== WORK ITEM ==
Every line containing the string "description" should be returned from the records.

[Element data from apps and pages]

++++++

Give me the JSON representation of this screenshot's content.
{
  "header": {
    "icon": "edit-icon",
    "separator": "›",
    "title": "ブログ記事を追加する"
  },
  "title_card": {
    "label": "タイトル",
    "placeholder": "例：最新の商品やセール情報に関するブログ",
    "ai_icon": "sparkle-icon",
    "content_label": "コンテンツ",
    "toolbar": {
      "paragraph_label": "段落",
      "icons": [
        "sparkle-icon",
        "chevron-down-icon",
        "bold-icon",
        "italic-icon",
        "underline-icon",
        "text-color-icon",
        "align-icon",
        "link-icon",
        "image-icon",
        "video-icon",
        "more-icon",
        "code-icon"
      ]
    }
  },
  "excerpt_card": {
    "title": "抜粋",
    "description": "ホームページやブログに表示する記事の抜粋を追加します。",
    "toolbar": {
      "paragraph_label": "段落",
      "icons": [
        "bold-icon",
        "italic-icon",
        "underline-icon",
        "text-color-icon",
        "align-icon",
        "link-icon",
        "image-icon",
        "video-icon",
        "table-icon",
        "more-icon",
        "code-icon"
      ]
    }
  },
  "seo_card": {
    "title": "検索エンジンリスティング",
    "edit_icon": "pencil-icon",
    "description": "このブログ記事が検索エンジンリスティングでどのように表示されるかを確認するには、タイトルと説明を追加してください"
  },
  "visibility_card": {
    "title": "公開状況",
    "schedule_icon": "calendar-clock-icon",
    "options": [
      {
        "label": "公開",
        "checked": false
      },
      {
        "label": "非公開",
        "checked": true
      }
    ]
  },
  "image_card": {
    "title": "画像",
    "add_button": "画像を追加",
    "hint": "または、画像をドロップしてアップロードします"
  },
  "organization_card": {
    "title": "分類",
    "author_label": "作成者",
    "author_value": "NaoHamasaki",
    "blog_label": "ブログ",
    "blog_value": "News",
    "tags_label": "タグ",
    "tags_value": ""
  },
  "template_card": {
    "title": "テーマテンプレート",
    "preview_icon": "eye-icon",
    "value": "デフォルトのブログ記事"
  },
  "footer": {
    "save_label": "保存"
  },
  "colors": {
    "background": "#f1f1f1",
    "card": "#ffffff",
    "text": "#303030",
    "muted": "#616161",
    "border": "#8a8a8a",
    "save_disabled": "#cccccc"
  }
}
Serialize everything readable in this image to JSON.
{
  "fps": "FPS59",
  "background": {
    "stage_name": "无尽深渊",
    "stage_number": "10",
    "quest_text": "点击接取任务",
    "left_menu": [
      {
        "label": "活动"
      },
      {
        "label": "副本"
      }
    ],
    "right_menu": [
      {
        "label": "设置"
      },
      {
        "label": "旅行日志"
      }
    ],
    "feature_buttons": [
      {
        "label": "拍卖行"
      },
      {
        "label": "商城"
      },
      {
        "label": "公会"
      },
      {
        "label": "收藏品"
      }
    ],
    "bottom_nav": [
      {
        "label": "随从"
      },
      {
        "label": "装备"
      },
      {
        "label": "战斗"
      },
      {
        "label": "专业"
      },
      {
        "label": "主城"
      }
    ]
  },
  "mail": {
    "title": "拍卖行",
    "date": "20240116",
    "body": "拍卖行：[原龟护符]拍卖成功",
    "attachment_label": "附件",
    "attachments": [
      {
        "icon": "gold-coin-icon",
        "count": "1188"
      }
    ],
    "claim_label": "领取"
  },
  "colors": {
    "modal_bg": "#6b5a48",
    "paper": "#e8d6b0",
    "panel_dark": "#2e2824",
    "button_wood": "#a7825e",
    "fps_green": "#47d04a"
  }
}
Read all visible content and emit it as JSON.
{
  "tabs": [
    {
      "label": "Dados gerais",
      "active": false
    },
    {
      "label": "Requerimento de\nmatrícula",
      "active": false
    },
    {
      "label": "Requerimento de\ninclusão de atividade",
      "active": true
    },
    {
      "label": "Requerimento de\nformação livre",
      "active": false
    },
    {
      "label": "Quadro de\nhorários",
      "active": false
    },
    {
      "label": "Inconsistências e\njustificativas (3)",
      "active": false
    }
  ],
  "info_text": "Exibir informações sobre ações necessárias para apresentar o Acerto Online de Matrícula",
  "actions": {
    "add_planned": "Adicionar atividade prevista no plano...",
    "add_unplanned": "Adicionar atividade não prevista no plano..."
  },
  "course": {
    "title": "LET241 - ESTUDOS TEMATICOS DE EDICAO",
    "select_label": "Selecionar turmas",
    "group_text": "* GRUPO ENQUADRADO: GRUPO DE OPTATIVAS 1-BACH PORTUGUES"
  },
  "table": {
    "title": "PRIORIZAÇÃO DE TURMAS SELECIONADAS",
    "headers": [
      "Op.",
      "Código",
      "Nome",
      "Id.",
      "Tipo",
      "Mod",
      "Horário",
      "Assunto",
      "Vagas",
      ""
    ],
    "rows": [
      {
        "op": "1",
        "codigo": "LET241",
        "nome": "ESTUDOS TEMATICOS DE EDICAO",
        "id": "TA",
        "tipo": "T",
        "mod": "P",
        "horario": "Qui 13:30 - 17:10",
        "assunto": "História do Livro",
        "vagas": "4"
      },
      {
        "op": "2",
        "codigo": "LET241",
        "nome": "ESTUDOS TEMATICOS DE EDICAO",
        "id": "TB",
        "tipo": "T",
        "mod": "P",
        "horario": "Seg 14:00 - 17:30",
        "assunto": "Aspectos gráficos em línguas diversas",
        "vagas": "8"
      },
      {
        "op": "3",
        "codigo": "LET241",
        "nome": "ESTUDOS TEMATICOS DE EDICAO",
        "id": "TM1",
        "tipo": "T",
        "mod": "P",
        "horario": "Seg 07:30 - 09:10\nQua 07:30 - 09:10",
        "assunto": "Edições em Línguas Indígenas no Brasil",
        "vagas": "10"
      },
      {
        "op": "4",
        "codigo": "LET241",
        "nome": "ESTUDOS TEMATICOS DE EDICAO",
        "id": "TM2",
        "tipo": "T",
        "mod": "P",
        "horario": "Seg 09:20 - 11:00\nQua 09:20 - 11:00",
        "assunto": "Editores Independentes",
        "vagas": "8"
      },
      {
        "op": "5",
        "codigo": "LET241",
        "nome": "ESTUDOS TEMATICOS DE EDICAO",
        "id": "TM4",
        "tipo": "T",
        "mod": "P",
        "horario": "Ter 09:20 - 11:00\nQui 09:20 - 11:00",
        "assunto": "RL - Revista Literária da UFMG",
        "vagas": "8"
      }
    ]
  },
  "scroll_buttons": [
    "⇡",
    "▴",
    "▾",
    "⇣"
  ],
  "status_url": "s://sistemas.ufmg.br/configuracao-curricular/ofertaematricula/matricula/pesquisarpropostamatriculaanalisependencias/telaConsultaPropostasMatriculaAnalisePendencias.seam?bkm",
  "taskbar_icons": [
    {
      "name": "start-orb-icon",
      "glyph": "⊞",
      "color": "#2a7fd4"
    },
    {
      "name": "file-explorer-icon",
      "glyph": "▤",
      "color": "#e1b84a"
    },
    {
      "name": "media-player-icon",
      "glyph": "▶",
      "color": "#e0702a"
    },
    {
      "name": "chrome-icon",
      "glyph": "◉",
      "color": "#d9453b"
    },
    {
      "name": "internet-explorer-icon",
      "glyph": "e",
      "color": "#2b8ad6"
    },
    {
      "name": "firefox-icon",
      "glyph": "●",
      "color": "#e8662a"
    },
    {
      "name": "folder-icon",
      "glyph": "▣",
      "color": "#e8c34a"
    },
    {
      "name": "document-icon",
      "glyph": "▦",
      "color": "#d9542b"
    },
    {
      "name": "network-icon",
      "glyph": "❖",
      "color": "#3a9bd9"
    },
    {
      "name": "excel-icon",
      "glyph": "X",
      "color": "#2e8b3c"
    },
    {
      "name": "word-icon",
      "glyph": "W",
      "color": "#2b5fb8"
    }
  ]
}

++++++

== TASK SOLUTION ==
    "description": "ホームページやブログに表示する記事の抜粋を追加します。",
    "description": "このブログ記事が検索エンジンリスティングでどのように表示されるかを確認するには、タイトルと説明を追加してください"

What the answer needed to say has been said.